The specimen was a member of a group of extinct marine reptiles called ichthyosaurs. Researchers say the creature helps to fill in a gap in the fossil record during the Middle Jurassic period, which lasted from about 176 million to 161 million years ago.
“It’s one of a select few specimens of that age in the world,” said Stephen Brusatte, a paleontologist at the University of Edinburgh and co-author of the study, published today (Jan. 12) in the Scottish Journal of Geology. Not only that, but “this is the first time we have something distinctly Scottish,” Brusatte added.

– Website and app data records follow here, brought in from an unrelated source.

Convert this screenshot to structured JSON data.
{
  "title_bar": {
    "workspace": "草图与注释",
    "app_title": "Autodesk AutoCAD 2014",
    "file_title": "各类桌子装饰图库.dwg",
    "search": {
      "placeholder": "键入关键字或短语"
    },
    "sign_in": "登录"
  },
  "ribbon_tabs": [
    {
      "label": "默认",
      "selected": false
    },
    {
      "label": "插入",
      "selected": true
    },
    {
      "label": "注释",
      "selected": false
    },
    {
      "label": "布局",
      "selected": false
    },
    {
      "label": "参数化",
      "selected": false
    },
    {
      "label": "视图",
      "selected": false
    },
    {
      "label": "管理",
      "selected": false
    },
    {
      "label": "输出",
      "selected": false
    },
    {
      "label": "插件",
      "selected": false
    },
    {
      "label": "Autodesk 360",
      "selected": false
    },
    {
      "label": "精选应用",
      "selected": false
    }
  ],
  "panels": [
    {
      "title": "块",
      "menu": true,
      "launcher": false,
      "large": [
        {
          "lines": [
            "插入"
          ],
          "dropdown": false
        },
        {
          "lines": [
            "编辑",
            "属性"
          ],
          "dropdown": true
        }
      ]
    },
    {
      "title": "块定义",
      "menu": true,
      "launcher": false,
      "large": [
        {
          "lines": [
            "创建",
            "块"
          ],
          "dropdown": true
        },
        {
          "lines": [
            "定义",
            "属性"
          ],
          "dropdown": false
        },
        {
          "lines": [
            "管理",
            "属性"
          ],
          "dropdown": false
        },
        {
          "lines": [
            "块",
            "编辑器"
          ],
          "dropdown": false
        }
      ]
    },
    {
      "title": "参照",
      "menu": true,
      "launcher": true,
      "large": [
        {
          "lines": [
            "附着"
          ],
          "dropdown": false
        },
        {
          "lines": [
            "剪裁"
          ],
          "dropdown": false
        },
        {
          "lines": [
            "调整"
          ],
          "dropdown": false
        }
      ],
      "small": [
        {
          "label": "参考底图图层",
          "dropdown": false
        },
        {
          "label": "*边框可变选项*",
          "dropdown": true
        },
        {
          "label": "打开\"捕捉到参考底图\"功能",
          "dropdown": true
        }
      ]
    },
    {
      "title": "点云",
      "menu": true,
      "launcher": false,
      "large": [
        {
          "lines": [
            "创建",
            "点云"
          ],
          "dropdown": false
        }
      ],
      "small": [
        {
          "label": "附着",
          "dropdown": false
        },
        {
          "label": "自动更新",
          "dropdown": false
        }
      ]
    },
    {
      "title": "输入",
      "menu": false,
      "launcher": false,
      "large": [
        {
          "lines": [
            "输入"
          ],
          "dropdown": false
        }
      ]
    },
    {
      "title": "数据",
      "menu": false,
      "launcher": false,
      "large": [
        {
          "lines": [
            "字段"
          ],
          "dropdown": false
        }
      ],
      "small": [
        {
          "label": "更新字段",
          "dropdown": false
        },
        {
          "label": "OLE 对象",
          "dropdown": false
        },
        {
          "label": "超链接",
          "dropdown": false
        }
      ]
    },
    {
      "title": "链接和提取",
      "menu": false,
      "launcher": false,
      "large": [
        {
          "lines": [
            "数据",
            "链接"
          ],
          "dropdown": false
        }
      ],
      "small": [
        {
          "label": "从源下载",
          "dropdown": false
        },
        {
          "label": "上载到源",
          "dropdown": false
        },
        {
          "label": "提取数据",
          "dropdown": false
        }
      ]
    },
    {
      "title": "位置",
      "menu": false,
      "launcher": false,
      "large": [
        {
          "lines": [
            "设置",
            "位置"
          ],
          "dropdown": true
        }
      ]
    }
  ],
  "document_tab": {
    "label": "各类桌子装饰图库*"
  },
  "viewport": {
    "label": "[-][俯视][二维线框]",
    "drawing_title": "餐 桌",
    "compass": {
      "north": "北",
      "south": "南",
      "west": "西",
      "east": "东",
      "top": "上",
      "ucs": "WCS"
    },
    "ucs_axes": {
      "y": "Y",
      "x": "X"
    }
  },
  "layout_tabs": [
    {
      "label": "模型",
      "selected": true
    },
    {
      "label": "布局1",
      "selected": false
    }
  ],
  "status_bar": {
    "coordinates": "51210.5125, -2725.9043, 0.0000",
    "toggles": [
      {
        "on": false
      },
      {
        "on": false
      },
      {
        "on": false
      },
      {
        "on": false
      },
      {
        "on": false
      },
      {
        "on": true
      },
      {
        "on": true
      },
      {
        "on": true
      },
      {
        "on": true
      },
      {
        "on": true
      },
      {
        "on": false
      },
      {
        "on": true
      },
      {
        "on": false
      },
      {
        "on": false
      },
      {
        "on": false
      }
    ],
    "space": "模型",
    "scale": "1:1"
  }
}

Ichthyosaurs were predatory reptiles that ruled the oceans during the time of the dinosaurs, before large sharks and whales came on the scene. The first ichthyosaurs ever discovered were found in England, and some of the same kinds of rocks where fossils of these animals were found exist in Scotland, Brusatte told Live Science. Researchers suspected the fossils were there, and bits and pieces had been found, but no ichthyosaur fossils were reported in Scotland until now.
The specimens in the study were found by an amateur fossil collector named Brian Shawcross. Instead of taking the specimen home, Shawcross donated it to a museum, Brusatte said. The new species — Dearcmhara shawcrossi — is named after him, as well as a Gaelic word for “marine lizard” (dearcmhara).
Brusatte and his colleagues found that the fossils contained the arm bone and vertebrae of a new ichthyosaur genus and species. The marine creature was likely about 14 feet (4.3 meters) long, or about the size of a motorboat, Brusatte said.